## Problem to solve
Determine how many lines in the records hold "MainScene", then give that number by itself.

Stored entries
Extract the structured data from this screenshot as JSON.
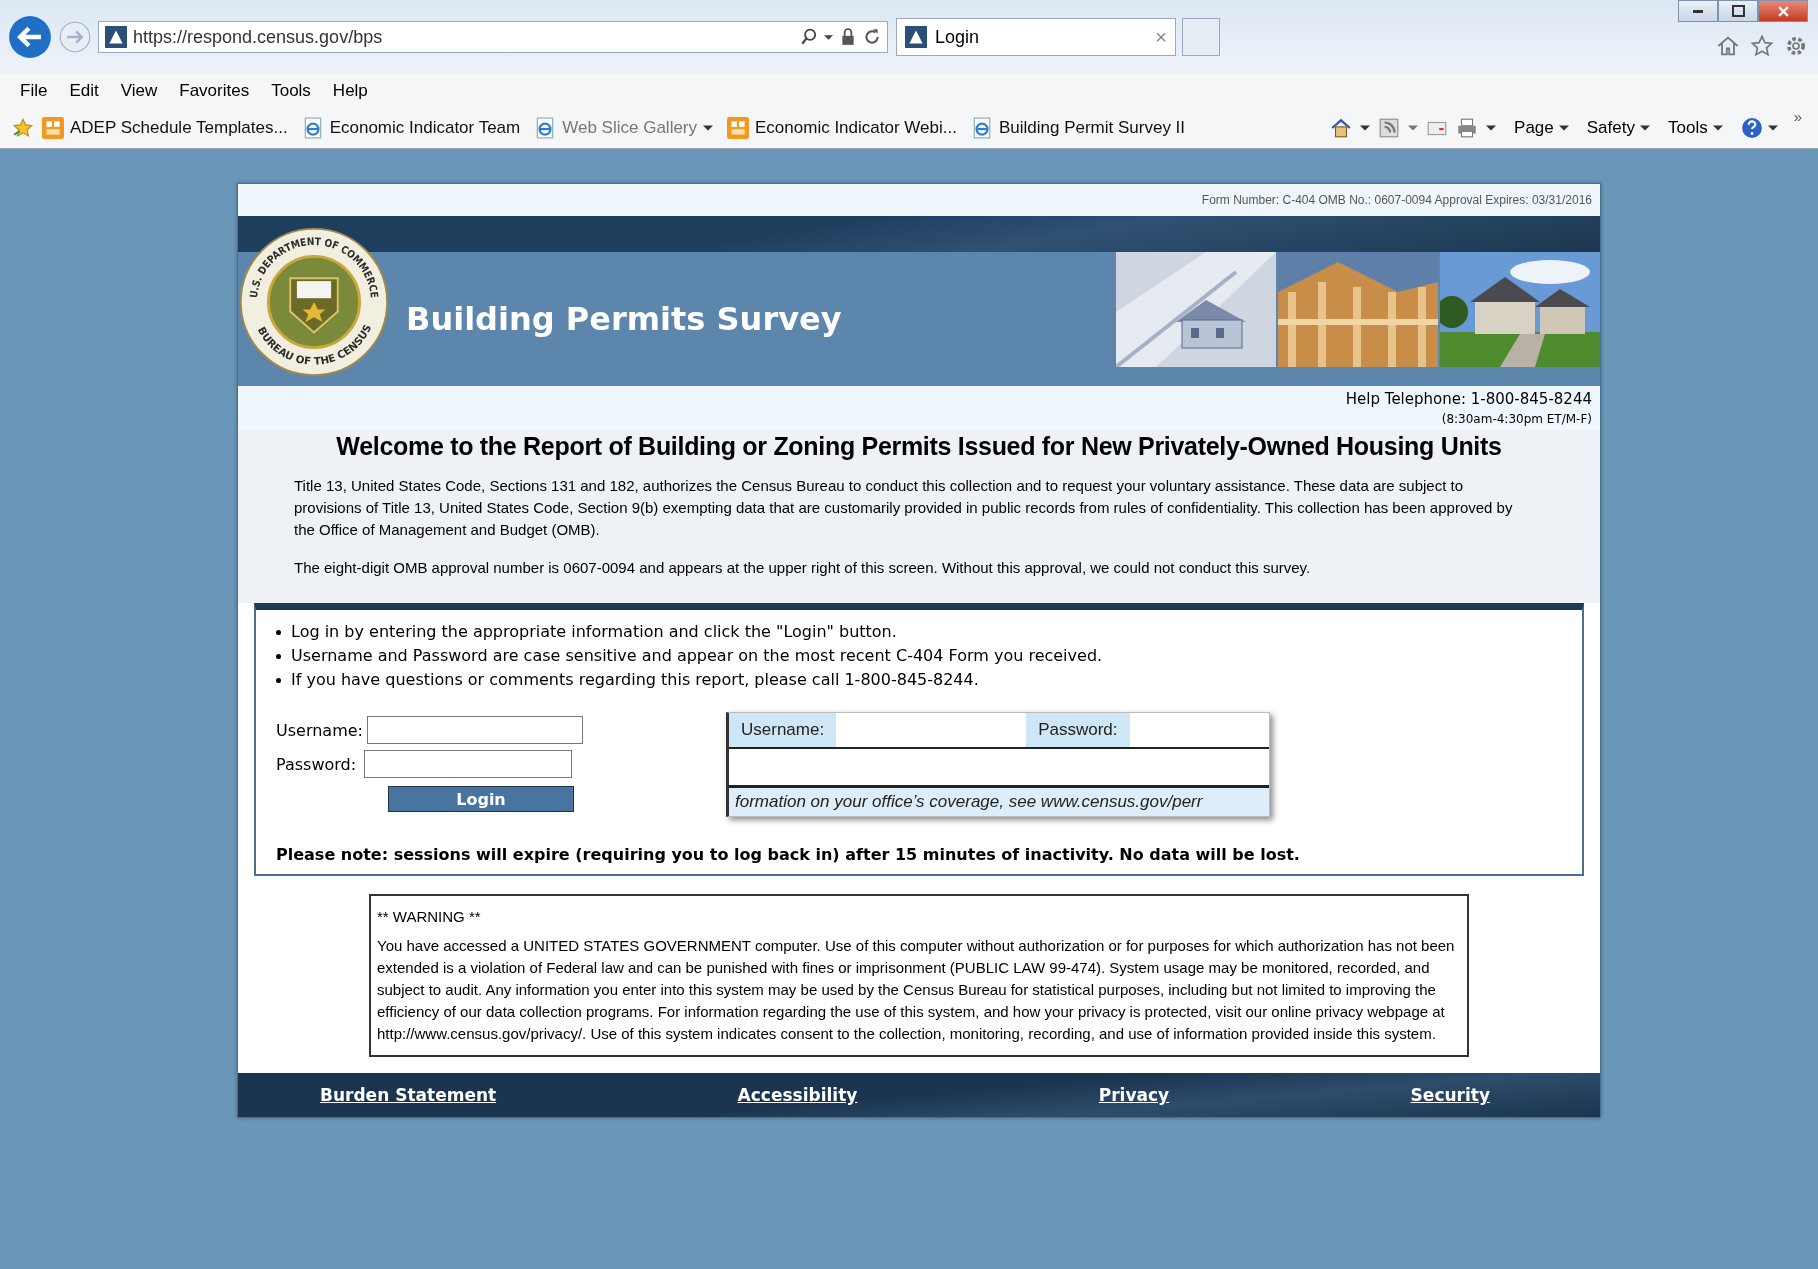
{
  "browser": {
    "url": "https://respond.census.gov/bps",
    "tab": {
      "title": "Login",
      "close": "×"
    },
    "menu": [
      "File",
      "Edit",
      "View",
      "Favorites",
      "Tools",
      "Help"
    ],
    "favorites": [
      {
        "label": "ADEP Schedule Templates...",
        "kind": "feed"
      },
      {
        "label": "Economic Indicator Team",
        "kind": "page"
      },
      {
        "label": "Web Slice Gallery",
        "kind": "gallery"
      },
      {
        "label": "Economic Indicator Webi...",
        "kind": "feed"
      },
      {
        "label": "Building Permit Survey II",
        "kind": "page"
      }
    ],
    "commands": [
      "Page",
      "Safety",
      "Tools"
    ],
    "overflow": "»"
  },
  "page": {
    "form_number": "Form Number: C-404 OMB No.: 0607-0094 Approval Expires: 03/31/2016",
    "seal_top": "U.S. DEPARTMENT OF COMMERCE",
    "seal_bottom": "BUREAU OF THE CENSUS",
    "title": "Building Permits Survey",
    "help_phone": "Help Telephone: 1-800-845-8244",
    "help_hours": "(8:30am-4:30pm ET/M-F)",
    "welcome": "Welcome to the Report of Building or Zoning Permits Issued for New Privately-Owned Housing Units",
    "paragraphs": [
      "Title 13, United States Code, Sections 131 and 182, authorizes the Census Bureau to conduct this collection and to request your voluntary assistance.  These data are subject to provisions of Title 13, United States Code, Section 9(b) exempting data that are customarily provided in public records from rules of confidentiality. This collection has been approved by the Office of Management and Budget (OMB).",
      "The eight-digit OMB approval number is 0607-0094 and appears at the upper right of this screen.  Without this approval, we could not conduct this survey."
    ],
    "instructions": [
      "Log in by entering the appropriate information and click the \"Login\" button.",
      "Username and Password are case sensitive and appear on the most recent C-404 Form you received.",
      "If you have questions or comments regarding this report, please call 1-800-845-8244."
    ],
    "login": {
      "username_label": "Username:",
      "password_label": "Password:",
      "button": "Login"
    },
    "form_excerpt": {
      "username_label": "Username:",
      "password_label": "Password:",
      "footer": "formation on your office’s coverage, see www.census.gov/perr"
    },
    "note": "Please note: sessions will expire (requiring you to log back in) after 15 minutes of inactivity. No data will be lost.",
    "warning": {
      "title": "** WARNING **",
      "text": "You have accessed a UNITED STATES GOVERNMENT computer. Use of this computer without authorization or for purposes for which authorization has not been extended is a violation of Federal law and can be punished with fines or imprisonment (PUBLIC LAW 99-474). System usage may be monitored, recorded, and subject to audit. Any information you enter into this system may be used by the Census Bureau for statistical purposes, including but not limited to improving the efficiency of our data collection programs. For information regarding the use of this system, and how your privacy is protected, visit our online privacy webpage at http://www.census.gov/privacy/. Use of this system indicates consent to the collection, monitoring, recording, and use of information provided inside this system."
    },
    "footer_links": [
      "Burden Statement",
      "Accessibility",
      "Privacy",
      "Security"
    ]
  }
}
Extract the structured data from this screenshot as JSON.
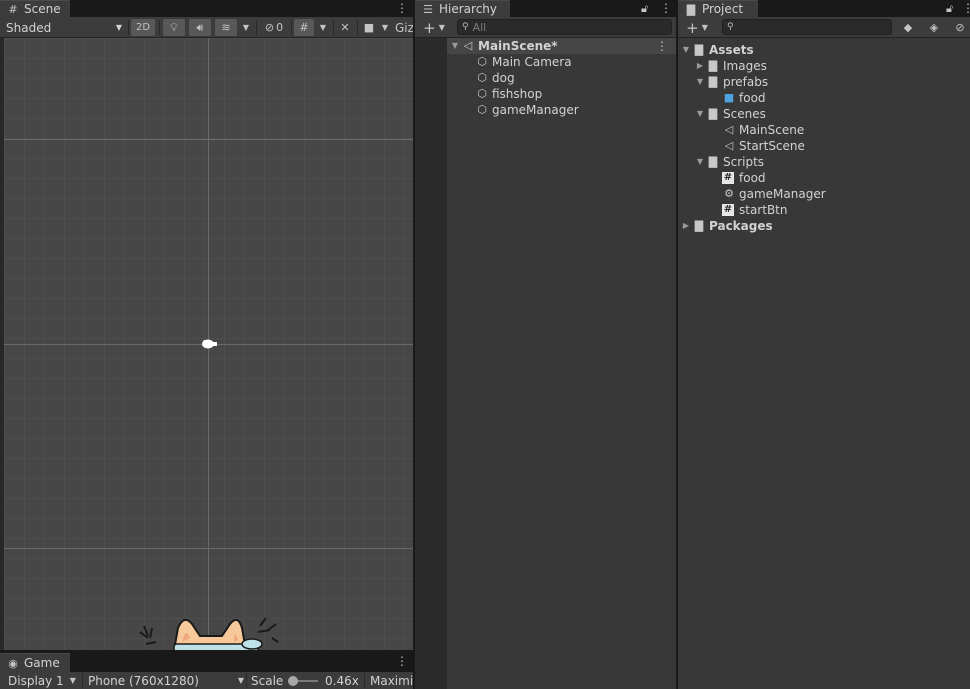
{
  "scene": {
    "tab_label": "Scene",
    "draw_mode": "Shaded",
    "mode_2d": "2D",
    "hidden_count": "0",
    "gizmos_label": "Giz"
  },
  "game": {
    "tab_label": "Game",
    "display": "Display 1",
    "resolution": "Phone (760x1280)",
    "scale_label": "Scale",
    "scale_value": "0.46x",
    "maximize": "Maximiz"
  },
  "hierarchy": {
    "tab_label": "Hierarchy",
    "search_placeholder": "All",
    "scene_name": "MainScene*",
    "objects": [
      "Main Camera",
      "dog",
      "fishshop",
      "gameManager"
    ]
  },
  "project": {
    "tab_label": "Project",
    "assets": "Assets",
    "images": "Images",
    "prefabs": "prefabs",
    "prefab_food": "food",
    "scenes": "Scenes",
    "scene_main": "MainScene",
    "scene_start": "StartScene",
    "scripts": "Scripts",
    "script_food": "food",
    "script_gamemanager": "gameManager",
    "script_startbtn": "startBtn",
    "packages": "Packages"
  },
  "colors": {
    "accent": "#4fa3e0",
    "cat": "#f7c99a",
    "panel": "#383838"
  }
}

## Your response
2